Berlin does not rule out repealing isolation requirements after the current coronavirus regulations expire on December 21. Thus, Health Senator Ulrike Gote (Green Party) said that there are ‘good arguments that infected people without symptoms should not necessarily self-isolate.’ The coalition government (Christian Democrats, CDU; Social Democrats, SPD and Greens) in the Land Government of Saxony and the Left Party-led coalition (with SPD and Greens) in the Land of Thuringia have made similar statements. The three states are pushing for a unified approach of all federal states.

With the end of the isolation requirement for infected persons, all other remaining preventive measures must be abandoned. Schleswig-Holstein plans to phase out the mandatory mask requirement on buses and trains by the end of the year and calls on other state governments to do the same. Bavaria has already signaled its approval. For example, Minister-President Markus Söder (Christian Social Union, CSU, the CDU’s Bavarian sister party) said: “It is difficult to understand why there is a mask requirement on trains but not on planes. “

At the federal level, health policy spokesman for the liberal Free Democrats (FDP) parliamentary group, Andrew Ullmann, echoed the proposal, arguing for a “mask recommendation instead of a mask requirement”. .

Federal Health Minister Karl Lauterbach (SPD) has criticized the relaxation of coronavirus regulations in recent days, but his criticism is as cynical as it is misleading. He helped draft the Infection Protection Act, which already repealed much of the measures in August and gave state governments the ability to prepare for an even more sweeping abolition of protective measures.

Especially on the quarantine issue, Lauterbach’s role as the “main infector” was evident. In early April, he himself offered to lift the quarantine requirement. He eventually backed down due to massive public backlash. Nonetheless, on April 28, the federal and state governments—with Lauterbach’s backing—reduced the isolation period to five days.

The figures available clearly show that the pandemic is still raging. Every week, around 7,500 people are hospitalized nationwide in Germany and more than 1,000 people die. There were 86 outbreaks and 24 deaths in medical treatment facilities last week, according to the Robert Koch Institute (RKI), the government agency responsible for health. In nursing homes and retirement homes, there were 296 outbreaks and 135 deaths.

Clinics are expected to be overloaded and possibly collapse completely in winter due to increased hospitalizations, staff absences due to infections and power shortages following the economic war against Russia. In the state of Mecklenburg-Western Pomerania, for example, the chairman of the hospital working group warned last week: “The shortage of specialists, the competing legislation at federal and state level and, last but not least, the The coronavirus pandemic and the energy crisis are going to make it difficult for hospitals to fulfill their care mandate over the coming year.

The spread of the BQ.1 and BQ.1.1 variants, also known as “Cerberus” (Hellhound), will only exacerbate this situation. BQ.1 currently represents 4% of infections and BQ1.1 more than 8% (4% the previous week). However, since these values ​​are transmitted to the RKI with a delay of several weeks, it can be assumed that they already represent a much higher proportion of infections in Germany.

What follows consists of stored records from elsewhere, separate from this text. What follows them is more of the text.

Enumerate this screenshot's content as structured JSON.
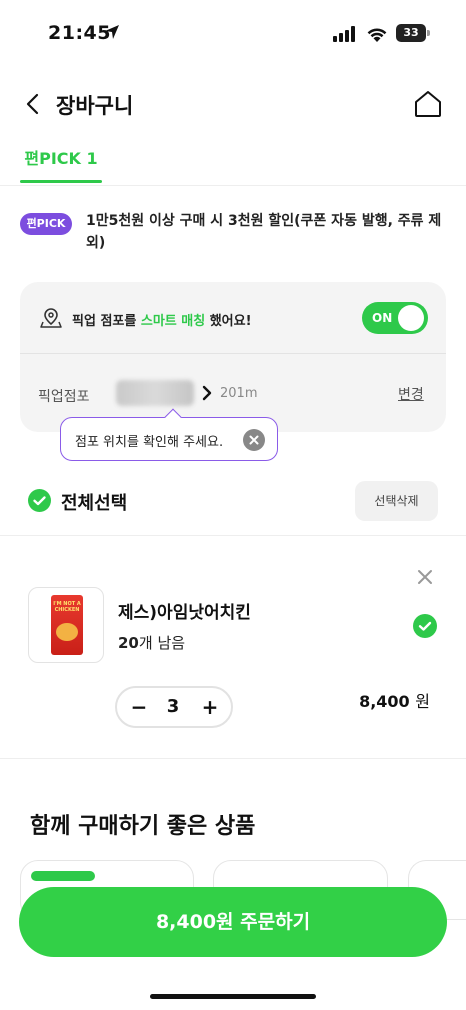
{
  "status_bar": {
    "time": "21:45",
    "battery": "33",
    "icons": [
      "location-arrow-icon",
      "signal-icon",
      "wifi-icon",
      "battery-icon"
    ]
  },
  "header": {
    "title": "장바구니",
    "back_icon": "chevron-left-icon",
    "home_icon": "home-icon"
  },
  "tabs": [
    {
      "label": "편PICK 1",
      "active": true
    }
  ],
  "promo": {
    "badge": "편PICK",
    "text": "1만5천원 이상 구매 시 3천원 할인(쿠폰 자동 발행, 주류 제외)"
  },
  "pickup": {
    "message_prefix": "픽업 점포를 ",
    "message_highlight": "스마트 매칭",
    "message_suffix": " 했어요!",
    "toggle_label": "ON",
    "toggle_on": true,
    "store_label": "픽업점포",
    "distance": "201m",
    "change_label": "변경"
  },
  "tooltip": {
    "text": "점포 위치를 확인해 주세요."
  },
  "select_all": {
    "label": "전체선택",
    "delete_label": "선택삭제"
  },
  "cart_items": [
    {
      "name": "제스)아임낫어치킨",
      "stock_count": "20",
      "stock_suffix": "개 남음",
      "quantity": "3",
      "price": "8,400",
      "currency": "원",
      "selected": true,
      "thumb_text": "I'M NOT A CHICKEN"
    }
  ],
  "recommend": {
    "title": "함께 구매하기 좋은 상품"
  },
  "order_button": {
    "label": "8,400원 주문하기"
  },
  "colors": {
    "accent_green": "#2ec94a",
    "order_green": "#32d047",
    "badge_purple": "#7c4ddf",
    "tooltip_border": "#8a5be8"
  }
}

Workers and young people should understand the lifting of the isolation requirement in this context as a deadly warning: having already accepted tens of millions of pandemic victims worldwide – including more than 156,000 in Germany – the class leader now wants to prolong the suffering and death caused by the virus in perpetuity.

To end the pandemic, a strategy is needed to eliminate the virus in the world. At the same time, billions must be invested in health, secure jobs and education. Such a policy, however, is at odds with the interests of governments that put profits before human lives. A fight against the pandemic therefore requires a fight against capitalism and for a socialist transformation of society.

James R. Rhodes